Quincy program promises to pay two-year tuition for students pursuing technical fields | St. Louis Public Radio

Quincy program promises to pay two-year tuition for students pursuing technical fields

Aug 27, 2015

A four-year pilot initiative in Quincy hopes to develop a pipeline of skilled workers to fill technical jobs at local businesses.

The "Quincy Promise" program allows high school graduates to attend John Wood Community College and "enter into any of their associate applied science or certificate programs and get their tuition paid for," according to Mayor Kyle Moore. 

Privately funded grants will cover tuition after federal and state financial aid has been applied, essentially making the selected students' studies tuition free. They are only available for students who choose to pursue certain career, health care and technical degrees, many of which only require two years of study.

"These are only for applied science programs, so very specific training that our industries need, so hopefully in two years there's an immediate injection of skilled workers in Quincy's workforce," Moore said. "The message is: you can be a high school senior right now in the city of Quincy and in two years, obtain a degree, find employment and start a family and have no college debt. That’s really the American dream and what we want in Quincy."

On its website, John Wood Community College estimates more than 1,000 professional positions will open in the Quincy area for highly skilled workers in the next four years, with salaries up to $50,000 a year. Moore said the college has worked with local business leaders to align its courses with the skill-set companies need from employees.

By focusing on areas like study like chemistry, biology, engineering, Moore said students will be able to fill the skills gap many local employers say exists in high-demand technical fields like manufacturing, healthcare and agriculture.

That's the case at Titan International, which makes tires and other products for farm equipment. 

"There’s a lot of employers in the area who know that the technical skills of the workforce are not what they should be today, not what we’re going to need five to ten years from now...as far as electricians, people in transport where you work through a supply chain, lab technicians and other types of machinists," said Kim Boccardi, director of marketing. "A lot of what we do is automated. These are multi-million dollar machines; they need to know how to operate and fix them."

Titan is just one of the companies pledging financial support to the program, as is Phibro Animal Health. President Dean Warras said his agricultural company has more than doubled in size in the last five years and so will the need for skilled employees. He said biology, chemistry and engineering skills are necessary to work in their labs, on nutritional projects, and in their manufacturing plants, but the company also needs those with a background in business for marketing and finance positions. 

Knowing that there will be jobs waiting for them after graduation at local companies will keep more students in the Quincy area, Warras said. 

"Our interest is to keep...those adults and their eventual families and the money they earn in Quincy and the local community," he said. "Why does the homegrown approach make sense? It's obvious: a person from Quincy, educated here in Quincy, working here in Quincy - especially if we're talking about a head of household job of which we have many to offer - I think you're more likely to hold on to that person and keep them for a career. A person you transfer in for a job is just as likely to transfer out for another job."

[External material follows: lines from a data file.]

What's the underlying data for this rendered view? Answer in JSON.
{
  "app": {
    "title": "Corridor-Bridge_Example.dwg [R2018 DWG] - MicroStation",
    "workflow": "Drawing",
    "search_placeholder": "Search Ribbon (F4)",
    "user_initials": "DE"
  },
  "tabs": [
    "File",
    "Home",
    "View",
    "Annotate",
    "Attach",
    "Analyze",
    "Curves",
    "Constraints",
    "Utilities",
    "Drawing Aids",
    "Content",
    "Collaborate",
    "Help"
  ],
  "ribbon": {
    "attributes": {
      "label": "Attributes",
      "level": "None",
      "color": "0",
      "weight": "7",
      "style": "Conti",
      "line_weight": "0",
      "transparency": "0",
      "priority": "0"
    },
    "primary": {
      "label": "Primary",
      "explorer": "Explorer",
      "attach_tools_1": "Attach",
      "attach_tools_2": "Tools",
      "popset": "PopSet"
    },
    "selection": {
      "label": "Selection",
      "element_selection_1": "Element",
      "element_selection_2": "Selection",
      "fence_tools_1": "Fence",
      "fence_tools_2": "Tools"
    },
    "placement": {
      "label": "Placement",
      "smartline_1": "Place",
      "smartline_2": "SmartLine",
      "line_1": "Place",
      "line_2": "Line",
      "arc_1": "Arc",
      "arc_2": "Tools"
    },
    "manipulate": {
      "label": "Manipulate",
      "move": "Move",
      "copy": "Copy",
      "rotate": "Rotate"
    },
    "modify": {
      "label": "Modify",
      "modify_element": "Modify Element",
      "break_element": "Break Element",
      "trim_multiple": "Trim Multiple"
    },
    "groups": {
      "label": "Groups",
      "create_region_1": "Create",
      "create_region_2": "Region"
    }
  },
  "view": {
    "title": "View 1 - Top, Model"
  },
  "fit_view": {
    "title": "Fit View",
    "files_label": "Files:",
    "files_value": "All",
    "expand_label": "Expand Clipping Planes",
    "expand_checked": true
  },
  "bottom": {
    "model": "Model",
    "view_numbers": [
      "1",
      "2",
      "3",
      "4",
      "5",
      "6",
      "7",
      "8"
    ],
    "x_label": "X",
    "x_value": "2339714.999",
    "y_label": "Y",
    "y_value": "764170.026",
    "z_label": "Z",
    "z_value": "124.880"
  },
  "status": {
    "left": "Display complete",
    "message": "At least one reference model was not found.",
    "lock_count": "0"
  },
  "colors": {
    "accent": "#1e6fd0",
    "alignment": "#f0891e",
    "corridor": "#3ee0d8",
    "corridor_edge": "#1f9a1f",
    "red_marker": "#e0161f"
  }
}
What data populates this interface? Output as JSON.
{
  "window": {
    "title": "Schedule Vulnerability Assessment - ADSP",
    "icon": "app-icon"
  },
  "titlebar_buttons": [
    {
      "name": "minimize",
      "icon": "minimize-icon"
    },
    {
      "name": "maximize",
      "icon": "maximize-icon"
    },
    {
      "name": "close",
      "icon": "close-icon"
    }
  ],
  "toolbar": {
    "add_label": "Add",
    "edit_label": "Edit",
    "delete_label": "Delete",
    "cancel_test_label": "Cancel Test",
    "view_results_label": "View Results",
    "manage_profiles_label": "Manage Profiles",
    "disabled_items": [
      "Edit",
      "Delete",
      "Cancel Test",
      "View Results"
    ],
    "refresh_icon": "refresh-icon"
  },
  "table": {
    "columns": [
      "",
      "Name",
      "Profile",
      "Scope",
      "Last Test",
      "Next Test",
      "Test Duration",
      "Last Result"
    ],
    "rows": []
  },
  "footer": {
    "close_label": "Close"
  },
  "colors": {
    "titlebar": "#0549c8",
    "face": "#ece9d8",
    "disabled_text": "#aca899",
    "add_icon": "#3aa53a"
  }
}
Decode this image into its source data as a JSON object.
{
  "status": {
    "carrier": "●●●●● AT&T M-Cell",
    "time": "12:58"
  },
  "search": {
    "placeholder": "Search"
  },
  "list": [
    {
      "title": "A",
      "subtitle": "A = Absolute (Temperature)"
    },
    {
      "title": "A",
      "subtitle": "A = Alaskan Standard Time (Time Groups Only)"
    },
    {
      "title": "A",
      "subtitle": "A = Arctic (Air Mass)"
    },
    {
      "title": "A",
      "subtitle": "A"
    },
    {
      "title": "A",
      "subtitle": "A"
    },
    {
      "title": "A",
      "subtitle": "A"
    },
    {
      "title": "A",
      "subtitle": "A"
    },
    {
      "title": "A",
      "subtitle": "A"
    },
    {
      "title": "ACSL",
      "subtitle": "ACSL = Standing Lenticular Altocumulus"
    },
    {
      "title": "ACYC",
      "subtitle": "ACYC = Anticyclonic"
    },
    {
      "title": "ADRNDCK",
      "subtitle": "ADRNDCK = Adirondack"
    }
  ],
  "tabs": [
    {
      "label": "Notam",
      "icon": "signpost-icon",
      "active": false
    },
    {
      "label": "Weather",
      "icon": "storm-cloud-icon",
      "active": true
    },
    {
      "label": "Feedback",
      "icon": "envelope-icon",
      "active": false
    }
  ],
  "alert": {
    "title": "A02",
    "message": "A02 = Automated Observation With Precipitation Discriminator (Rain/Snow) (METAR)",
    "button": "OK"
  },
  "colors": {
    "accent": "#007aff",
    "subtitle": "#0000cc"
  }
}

But the program also offers local employers like Warras a unique opportunity to develop a relationship with young people to help foster the kinds of workers the companies need.

"So when they are ready to graduate we have a pipeline already developed," Warras said. "That labor pool that we can engage with very early on in their education careers, and then keep track, mentor them, watch them, develop the relationship and hopefully tap them for a job later on, is huge for us. We’ve never had anything like that in this community and now we do."

Similarly, John Wood Community College will work with students in the program through its career services program, where students will have to meet with a career counselor. The school will also help connect students with employers during job fairs and other events, according to a press release on the program.

Moore estimates $250,000 has been raised by the coalition behind the program, which includes area businesses, local high schools and the Great River Economic Development Foundation. He said the program is based on a similar initiative in Peoria, Ill., that saw success; it was fine-tuned for Quincy's needs, he said. 

In addition to the skills gap, Moore said the program was also tweaked to address another issue facing the community: a lack of post-secondary education in the area. Moore said about 51 percent of Quincy's workforce has a high school degree or less. 

He said a sign the program is successful will be if it raises the city's overall educational attainment. 

"When we're recruiting employers into the city of Quincy we want to let them know we have the most educated workforce that you could find in the Midwest," he said.

Titan's Boccardi said it will help remove a big barrier to post-secondary education for many students.

"What keeps some of these students from fulfilling the dream of having a degree is just the cost, and so with this initiative...these students that are coming out of Quincy high schools have the opportunity to get into programs at John Wood and come out without any college debt out of those programs," she said. "These are our employees of tomorrow and we want to be able to support them."

Fifty students will be accepted into the "Quincy Promise" program in the first year, Moore said. The following years will likely take 100 students. 

Applications open September 15 and close February 1, and can be found at JWCC's website.